By Meghan Hall
A big-name investor has purchased a San Jose business and industrial park, a property type that has remained popular despite the economy’s slowdown during the course of the COVID-19 pandemic. In a deal that closed last week, Black Creek Group acquired the Little Orchard Center in San Jose for about $96 million, according to The Mercury News. Black Creek Group paid for the property in all cash.
Property records list the former owner as a limited liability company affiliated with Oakland-based Harvest Properties.
The property encompasses 15.8 acres and four buildings that total around 690,000 square feet. Its addresses are: 1712-1792 Little Orchard St., 1810-1870 Little Orchard St., 170-198 Barnard Ave., and 189-1983 Stauffer Blvd. Tenants include Bittel Americas, which creates tech-based solutions for the hospitality industry, Atlas Compliance and Engineering, which specializes in product development, and Stericycle Specialty Waste, among others.
The property is in a heavily commercial part of San Jose, not far from an Amazon Hub Locker, Space Systems Loral and several shopping centers anchored by The Home Depot, Target Mobile and Best Buy. The property is just off of State Route 87 and is also within close proximity of the Santa Clara County Fairgrounds.
Bay Area industrial properties have fared particularly well over the past year. A second quarter market report released by JLL states that a “resurgence” in advanced manufacturing, for example, led to “record-breaking” quarterly absorption for Silicon Valley. The market recorded 2.3 million square feet of quarterly net absorption, with manufacturers and e-commerce tenants leading the way.
“After e-commerce related companies dominated leasing and touring activity for much of 2019 and 2020, the tenant mix in the market has diversified, marked primarily by the resurgence of advanced manufacturers,” the report states.
Vacancy across the market sits at 4.6 percent, with total asking rents reaching $1.28 per square foot.
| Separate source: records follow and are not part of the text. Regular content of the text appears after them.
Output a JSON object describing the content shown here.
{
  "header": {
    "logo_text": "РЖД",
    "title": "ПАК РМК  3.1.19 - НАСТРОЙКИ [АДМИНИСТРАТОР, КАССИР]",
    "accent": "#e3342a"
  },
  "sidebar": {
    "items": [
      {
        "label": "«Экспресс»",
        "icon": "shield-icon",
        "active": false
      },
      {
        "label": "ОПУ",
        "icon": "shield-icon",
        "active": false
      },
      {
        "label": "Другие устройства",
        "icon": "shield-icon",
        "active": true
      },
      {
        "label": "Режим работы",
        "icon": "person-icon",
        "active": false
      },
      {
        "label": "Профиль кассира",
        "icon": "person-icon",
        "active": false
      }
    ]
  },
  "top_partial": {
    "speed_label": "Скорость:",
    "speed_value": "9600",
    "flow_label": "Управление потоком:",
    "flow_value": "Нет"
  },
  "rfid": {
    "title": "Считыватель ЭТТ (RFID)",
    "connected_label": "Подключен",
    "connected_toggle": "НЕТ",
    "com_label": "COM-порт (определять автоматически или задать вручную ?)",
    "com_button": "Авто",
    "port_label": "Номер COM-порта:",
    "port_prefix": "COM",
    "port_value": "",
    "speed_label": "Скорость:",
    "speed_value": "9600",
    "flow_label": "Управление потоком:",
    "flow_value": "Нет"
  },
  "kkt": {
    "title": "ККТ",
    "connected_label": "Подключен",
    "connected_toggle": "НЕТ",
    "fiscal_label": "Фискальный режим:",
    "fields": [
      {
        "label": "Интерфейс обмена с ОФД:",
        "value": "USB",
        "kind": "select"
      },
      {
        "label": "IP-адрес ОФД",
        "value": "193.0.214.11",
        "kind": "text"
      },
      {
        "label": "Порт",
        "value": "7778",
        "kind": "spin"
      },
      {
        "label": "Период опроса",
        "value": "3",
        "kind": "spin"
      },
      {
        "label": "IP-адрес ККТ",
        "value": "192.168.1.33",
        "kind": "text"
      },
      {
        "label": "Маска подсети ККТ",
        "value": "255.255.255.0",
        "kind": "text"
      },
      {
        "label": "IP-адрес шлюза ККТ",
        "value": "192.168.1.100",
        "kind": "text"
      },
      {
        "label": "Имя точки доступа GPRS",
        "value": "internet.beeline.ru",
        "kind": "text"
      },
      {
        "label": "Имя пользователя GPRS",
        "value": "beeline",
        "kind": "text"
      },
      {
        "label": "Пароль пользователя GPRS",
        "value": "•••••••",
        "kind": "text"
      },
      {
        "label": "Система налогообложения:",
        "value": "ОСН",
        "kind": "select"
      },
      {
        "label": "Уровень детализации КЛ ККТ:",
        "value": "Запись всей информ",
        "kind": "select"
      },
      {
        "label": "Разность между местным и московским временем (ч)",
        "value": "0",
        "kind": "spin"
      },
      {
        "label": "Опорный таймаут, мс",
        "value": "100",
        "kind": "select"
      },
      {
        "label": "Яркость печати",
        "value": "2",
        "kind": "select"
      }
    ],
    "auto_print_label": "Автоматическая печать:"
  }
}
The market is expected to continue to compress as eager companies gobble up available space.